Excerpts from an interface dataset
•••

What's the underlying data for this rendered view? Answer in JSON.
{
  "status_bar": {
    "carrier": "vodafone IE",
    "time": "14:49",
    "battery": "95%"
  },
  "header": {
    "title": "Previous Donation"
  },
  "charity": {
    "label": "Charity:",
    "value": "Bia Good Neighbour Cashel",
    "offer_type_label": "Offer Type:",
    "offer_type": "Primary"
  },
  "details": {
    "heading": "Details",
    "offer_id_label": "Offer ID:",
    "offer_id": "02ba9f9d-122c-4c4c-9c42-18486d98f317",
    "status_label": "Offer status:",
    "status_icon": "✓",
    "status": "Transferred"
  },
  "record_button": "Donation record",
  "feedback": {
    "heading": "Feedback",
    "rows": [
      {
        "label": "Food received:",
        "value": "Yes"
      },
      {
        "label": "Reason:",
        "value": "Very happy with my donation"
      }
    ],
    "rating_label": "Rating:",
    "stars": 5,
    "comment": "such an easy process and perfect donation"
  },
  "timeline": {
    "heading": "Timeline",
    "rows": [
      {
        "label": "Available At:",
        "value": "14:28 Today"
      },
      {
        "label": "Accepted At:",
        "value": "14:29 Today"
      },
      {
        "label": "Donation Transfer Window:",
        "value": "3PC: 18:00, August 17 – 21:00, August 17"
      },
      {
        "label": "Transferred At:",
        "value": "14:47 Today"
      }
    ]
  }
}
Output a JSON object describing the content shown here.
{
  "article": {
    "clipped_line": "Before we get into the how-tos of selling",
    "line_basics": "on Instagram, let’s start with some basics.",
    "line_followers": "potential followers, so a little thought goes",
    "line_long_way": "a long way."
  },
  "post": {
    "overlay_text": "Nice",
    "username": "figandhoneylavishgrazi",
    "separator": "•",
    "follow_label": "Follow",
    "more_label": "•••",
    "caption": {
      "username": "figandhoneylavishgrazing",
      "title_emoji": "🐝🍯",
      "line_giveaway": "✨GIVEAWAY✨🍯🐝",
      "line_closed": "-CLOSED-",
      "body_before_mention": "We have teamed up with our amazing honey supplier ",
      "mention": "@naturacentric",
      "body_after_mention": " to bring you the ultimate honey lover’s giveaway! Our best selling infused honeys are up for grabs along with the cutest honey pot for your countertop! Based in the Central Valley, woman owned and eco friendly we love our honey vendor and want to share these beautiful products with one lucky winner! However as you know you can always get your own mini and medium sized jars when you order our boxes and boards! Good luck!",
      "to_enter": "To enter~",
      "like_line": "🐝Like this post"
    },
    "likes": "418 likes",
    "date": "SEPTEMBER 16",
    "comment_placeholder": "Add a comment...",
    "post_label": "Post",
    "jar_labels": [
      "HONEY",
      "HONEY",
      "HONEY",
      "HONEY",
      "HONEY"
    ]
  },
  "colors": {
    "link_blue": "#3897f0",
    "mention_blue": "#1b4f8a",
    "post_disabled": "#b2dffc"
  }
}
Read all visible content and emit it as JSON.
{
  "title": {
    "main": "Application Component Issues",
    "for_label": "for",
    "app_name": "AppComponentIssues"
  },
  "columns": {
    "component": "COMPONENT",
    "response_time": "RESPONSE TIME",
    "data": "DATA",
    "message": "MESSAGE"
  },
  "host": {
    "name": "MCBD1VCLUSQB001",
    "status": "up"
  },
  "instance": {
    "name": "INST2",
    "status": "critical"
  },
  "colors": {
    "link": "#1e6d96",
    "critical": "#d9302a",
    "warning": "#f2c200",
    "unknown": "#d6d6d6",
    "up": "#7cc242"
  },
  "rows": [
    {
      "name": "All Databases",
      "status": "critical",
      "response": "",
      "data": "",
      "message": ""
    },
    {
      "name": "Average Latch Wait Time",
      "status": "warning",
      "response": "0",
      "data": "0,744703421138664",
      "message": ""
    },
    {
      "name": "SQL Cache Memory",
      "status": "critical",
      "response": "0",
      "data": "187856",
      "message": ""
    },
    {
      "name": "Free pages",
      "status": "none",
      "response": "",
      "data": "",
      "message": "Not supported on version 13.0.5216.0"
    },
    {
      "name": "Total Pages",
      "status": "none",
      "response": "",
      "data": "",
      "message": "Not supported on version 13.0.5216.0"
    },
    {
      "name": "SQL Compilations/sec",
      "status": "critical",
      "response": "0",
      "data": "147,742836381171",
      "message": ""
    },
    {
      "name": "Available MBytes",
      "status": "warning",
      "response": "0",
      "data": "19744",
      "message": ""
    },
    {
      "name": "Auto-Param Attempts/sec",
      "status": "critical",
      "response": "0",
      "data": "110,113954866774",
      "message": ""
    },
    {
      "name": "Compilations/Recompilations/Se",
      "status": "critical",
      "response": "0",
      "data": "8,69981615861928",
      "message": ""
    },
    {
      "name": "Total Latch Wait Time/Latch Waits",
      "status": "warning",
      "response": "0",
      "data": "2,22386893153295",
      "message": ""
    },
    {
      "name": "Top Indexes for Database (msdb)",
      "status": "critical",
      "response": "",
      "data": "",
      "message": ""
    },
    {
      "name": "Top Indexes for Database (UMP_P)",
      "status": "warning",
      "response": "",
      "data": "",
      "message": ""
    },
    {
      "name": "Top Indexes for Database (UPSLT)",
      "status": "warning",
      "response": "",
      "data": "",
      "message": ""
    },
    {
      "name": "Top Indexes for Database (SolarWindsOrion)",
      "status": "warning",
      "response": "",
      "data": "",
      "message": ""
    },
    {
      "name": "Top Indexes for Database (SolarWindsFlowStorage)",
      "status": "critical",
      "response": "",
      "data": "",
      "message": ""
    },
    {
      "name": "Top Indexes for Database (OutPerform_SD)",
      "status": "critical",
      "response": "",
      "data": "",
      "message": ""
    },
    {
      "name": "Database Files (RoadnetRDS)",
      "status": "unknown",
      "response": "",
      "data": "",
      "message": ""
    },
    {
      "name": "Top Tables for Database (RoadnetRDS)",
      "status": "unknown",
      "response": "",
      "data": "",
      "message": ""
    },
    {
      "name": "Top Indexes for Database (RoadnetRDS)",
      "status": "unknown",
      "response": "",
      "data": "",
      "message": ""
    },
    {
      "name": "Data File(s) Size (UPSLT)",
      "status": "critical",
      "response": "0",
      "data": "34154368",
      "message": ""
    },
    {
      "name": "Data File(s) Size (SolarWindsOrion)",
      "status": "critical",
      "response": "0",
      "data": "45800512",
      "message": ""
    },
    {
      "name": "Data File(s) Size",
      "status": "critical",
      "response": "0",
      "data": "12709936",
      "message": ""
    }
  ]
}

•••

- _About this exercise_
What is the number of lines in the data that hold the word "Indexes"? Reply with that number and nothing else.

- _Answer to this task_
7